> [Task goal] Show every line from the data below that includes "brand".

___ Data listing ___

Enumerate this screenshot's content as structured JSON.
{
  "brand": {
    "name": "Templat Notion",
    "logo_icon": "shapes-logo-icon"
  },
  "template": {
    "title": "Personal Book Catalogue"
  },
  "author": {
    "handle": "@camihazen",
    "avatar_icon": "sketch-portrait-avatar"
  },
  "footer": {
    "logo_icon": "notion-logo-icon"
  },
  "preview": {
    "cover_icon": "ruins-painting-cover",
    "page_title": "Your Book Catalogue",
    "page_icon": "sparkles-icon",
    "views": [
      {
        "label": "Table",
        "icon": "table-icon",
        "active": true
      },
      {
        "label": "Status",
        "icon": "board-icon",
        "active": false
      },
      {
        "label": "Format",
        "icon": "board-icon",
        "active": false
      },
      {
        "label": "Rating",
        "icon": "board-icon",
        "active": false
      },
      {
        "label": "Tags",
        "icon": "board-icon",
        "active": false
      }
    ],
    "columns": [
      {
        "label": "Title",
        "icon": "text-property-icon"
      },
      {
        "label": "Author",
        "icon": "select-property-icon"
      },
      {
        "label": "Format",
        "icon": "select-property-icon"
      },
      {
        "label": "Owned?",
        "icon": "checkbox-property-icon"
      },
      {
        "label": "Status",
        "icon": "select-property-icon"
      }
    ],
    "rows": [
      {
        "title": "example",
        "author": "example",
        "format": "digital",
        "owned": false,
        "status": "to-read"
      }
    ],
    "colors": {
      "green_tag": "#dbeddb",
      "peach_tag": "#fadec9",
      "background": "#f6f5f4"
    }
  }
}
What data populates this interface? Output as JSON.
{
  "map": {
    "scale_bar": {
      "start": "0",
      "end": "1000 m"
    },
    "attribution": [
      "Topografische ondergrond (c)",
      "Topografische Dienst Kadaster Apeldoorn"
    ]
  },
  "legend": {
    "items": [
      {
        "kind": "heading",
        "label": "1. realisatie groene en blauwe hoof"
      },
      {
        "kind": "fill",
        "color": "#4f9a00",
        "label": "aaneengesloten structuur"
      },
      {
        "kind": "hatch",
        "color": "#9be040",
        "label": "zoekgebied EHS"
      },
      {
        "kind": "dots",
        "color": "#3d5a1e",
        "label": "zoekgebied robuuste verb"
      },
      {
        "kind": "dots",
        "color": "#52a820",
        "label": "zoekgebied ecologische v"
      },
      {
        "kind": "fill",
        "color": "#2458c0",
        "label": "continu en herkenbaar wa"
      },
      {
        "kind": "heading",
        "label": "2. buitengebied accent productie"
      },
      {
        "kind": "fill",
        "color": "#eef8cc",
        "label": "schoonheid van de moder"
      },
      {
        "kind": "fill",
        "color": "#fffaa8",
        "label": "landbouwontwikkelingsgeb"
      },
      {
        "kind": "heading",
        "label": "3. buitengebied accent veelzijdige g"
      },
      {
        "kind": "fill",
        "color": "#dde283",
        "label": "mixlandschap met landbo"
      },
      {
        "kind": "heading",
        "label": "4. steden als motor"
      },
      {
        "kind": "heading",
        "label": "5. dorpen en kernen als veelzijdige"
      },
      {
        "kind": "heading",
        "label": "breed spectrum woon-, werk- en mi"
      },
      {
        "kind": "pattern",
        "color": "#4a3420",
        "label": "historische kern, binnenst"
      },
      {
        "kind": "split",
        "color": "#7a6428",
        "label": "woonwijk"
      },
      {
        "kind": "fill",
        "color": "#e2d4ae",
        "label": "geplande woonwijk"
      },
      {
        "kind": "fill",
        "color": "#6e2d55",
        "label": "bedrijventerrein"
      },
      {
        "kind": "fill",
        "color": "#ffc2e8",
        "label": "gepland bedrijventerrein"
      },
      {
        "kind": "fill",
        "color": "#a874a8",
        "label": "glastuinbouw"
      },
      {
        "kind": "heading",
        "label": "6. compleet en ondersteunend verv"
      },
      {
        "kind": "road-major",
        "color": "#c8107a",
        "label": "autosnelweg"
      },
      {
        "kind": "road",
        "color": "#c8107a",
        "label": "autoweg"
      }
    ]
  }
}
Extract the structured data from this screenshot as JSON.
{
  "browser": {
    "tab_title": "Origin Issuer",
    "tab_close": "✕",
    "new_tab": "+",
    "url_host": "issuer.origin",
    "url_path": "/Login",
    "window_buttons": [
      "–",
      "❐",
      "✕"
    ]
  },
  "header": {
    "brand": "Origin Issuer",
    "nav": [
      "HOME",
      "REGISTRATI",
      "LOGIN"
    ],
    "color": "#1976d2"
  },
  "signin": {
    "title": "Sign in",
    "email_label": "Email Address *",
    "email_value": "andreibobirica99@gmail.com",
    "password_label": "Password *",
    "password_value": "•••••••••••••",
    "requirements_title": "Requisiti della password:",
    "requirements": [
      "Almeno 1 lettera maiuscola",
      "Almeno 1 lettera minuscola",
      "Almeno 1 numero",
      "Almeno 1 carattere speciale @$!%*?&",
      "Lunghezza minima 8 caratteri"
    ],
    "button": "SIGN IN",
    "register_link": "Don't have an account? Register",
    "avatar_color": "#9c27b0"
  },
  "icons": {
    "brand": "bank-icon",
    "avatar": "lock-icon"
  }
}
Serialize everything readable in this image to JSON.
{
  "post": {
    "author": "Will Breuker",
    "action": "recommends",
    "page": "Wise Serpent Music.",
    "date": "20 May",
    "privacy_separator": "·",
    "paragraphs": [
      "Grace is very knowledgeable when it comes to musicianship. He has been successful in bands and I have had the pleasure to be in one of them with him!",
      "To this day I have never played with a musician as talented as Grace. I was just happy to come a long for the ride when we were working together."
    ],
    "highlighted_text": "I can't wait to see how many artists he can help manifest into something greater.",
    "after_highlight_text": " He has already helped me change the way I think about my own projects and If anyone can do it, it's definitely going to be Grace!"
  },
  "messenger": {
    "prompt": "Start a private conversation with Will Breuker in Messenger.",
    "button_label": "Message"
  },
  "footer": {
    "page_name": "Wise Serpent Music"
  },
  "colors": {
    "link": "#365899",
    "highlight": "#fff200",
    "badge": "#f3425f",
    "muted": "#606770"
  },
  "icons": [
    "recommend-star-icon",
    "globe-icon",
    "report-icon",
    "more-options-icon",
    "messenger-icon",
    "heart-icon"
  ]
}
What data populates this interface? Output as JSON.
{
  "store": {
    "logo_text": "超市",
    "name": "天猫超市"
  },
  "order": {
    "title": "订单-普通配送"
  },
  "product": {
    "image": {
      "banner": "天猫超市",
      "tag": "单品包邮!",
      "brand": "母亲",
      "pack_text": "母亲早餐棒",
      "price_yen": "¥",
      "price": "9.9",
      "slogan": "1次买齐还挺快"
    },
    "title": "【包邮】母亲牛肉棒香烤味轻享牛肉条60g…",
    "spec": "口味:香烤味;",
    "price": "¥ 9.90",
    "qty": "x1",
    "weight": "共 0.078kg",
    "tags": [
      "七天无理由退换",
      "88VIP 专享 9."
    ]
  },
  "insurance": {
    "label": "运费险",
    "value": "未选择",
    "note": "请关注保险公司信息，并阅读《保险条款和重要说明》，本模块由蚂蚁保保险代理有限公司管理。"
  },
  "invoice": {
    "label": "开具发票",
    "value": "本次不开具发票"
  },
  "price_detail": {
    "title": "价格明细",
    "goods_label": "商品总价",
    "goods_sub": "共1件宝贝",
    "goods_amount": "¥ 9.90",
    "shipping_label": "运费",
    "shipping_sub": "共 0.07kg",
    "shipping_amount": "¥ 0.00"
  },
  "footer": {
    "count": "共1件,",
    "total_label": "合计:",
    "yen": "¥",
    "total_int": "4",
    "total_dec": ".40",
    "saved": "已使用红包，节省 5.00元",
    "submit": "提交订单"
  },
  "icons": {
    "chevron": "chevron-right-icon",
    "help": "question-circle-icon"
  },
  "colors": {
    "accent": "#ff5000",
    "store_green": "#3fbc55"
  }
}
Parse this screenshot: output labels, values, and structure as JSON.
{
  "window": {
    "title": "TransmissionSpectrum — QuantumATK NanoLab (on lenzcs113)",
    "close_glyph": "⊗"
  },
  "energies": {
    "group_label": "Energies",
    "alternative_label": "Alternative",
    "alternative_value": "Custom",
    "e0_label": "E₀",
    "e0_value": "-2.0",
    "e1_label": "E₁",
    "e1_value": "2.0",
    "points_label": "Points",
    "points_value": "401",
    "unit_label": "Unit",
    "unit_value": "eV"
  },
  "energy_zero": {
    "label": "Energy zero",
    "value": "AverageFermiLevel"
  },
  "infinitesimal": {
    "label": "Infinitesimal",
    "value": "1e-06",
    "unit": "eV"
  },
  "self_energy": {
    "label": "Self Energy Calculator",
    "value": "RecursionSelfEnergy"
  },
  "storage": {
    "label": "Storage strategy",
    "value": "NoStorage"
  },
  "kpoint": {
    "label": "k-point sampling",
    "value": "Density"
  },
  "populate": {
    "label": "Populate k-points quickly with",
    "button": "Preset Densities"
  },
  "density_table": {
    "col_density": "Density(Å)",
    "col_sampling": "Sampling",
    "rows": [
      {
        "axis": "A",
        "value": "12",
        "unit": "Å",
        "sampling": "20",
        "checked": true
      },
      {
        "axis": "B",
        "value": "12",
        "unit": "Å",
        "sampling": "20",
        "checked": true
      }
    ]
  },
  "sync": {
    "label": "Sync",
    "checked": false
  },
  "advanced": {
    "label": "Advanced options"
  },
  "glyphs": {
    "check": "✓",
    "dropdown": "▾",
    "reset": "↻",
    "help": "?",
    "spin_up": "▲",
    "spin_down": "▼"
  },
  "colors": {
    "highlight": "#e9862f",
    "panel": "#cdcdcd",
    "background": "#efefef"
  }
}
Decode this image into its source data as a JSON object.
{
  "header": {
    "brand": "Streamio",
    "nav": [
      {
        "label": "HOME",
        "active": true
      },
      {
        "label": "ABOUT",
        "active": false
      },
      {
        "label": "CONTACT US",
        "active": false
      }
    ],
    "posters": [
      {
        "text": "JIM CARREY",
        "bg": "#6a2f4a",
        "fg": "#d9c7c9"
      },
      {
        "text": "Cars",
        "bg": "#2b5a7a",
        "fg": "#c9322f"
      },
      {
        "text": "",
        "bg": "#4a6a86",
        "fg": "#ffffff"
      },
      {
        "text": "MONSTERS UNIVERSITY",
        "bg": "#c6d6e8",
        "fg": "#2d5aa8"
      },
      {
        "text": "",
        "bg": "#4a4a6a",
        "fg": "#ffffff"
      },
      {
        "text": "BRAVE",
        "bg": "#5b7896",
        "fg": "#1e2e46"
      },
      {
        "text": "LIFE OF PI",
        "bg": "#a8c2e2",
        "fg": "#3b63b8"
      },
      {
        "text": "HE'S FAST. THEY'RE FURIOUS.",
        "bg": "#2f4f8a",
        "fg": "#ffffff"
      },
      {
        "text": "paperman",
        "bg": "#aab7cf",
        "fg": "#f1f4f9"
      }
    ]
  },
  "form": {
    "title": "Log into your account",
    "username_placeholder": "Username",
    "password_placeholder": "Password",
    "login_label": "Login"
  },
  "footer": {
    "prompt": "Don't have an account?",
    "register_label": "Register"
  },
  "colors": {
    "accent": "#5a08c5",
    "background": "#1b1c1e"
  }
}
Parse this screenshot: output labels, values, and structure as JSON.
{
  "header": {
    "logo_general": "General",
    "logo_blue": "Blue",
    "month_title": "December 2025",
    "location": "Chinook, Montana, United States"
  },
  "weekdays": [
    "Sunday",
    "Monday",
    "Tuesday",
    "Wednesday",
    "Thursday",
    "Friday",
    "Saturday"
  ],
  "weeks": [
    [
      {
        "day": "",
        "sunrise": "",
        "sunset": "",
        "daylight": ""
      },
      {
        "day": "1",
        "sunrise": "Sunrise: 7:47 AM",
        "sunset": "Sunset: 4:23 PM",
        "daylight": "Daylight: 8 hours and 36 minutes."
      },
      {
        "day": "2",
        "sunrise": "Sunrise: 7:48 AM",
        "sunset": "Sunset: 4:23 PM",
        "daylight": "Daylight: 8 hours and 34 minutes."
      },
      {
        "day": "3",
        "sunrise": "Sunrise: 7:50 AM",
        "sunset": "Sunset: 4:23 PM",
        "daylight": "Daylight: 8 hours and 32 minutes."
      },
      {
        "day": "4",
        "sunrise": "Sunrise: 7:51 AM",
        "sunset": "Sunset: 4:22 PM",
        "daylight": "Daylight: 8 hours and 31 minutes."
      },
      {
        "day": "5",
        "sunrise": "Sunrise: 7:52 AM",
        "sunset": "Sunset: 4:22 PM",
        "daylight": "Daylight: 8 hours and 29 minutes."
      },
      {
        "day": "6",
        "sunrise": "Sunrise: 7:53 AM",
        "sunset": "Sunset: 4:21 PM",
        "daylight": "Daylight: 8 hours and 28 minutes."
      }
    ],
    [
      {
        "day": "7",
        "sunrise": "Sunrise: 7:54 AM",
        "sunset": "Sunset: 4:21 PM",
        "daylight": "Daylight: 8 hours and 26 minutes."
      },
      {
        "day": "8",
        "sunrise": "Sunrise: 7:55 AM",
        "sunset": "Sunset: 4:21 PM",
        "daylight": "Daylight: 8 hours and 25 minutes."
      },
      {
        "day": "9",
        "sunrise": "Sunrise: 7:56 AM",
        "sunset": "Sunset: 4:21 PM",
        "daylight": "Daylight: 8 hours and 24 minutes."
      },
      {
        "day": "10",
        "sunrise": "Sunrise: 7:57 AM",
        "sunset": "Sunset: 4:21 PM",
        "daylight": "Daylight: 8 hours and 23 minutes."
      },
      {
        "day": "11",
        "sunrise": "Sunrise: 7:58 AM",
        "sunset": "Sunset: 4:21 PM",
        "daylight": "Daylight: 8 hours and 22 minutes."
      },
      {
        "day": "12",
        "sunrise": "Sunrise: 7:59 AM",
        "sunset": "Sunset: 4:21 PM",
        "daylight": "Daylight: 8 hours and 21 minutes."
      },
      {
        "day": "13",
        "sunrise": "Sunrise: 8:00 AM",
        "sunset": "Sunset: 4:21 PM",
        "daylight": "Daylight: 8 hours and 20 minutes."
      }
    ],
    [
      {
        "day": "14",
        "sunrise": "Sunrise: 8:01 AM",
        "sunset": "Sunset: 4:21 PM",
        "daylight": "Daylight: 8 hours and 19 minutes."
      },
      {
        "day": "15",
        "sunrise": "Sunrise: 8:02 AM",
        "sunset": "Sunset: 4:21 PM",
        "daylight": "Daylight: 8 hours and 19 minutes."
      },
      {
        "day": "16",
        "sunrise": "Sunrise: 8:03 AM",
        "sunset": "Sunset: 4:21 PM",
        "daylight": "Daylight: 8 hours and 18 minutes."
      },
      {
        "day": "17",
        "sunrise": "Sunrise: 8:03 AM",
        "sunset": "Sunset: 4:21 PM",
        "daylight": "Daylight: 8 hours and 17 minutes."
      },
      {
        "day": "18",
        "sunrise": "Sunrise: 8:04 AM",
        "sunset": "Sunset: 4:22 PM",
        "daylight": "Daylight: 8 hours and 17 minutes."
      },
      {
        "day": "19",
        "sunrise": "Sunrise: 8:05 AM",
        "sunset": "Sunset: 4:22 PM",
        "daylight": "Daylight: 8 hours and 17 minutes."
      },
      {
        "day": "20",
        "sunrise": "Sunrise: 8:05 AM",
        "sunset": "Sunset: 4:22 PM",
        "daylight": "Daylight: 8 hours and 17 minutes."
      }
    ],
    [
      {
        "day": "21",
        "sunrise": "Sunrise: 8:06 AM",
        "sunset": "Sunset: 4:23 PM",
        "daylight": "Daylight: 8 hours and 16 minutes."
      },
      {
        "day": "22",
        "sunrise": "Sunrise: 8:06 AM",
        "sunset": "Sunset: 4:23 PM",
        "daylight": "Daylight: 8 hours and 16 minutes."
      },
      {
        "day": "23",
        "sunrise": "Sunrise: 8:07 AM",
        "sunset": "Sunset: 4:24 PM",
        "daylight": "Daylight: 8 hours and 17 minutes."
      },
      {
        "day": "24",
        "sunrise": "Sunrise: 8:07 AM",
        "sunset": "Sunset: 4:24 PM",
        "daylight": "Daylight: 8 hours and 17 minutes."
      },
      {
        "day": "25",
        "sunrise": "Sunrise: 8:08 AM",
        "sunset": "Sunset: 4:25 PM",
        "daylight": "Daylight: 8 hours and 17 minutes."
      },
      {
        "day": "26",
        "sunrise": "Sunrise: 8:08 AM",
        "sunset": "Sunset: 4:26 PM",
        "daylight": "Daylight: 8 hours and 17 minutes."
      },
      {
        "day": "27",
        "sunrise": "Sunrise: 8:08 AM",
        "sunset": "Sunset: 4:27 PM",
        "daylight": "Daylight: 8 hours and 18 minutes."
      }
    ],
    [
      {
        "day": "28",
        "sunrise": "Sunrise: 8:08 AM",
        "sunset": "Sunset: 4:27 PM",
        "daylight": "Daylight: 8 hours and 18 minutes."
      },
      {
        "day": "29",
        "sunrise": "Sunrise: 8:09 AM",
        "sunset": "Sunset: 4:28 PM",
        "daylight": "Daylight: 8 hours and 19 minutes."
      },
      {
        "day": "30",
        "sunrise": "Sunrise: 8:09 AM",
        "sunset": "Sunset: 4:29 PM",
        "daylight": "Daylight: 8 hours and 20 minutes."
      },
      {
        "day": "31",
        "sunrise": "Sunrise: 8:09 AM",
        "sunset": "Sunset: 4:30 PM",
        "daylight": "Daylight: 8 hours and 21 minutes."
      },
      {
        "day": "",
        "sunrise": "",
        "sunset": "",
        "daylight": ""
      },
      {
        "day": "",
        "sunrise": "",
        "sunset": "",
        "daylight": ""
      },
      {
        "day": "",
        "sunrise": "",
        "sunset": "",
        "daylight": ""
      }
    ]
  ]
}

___

> [Task response]
  "brand": {
    "brand": "Origin Issuer",
    "brand": "bank-icon",
      "brand": "母亲",
    "brand": "Streamio",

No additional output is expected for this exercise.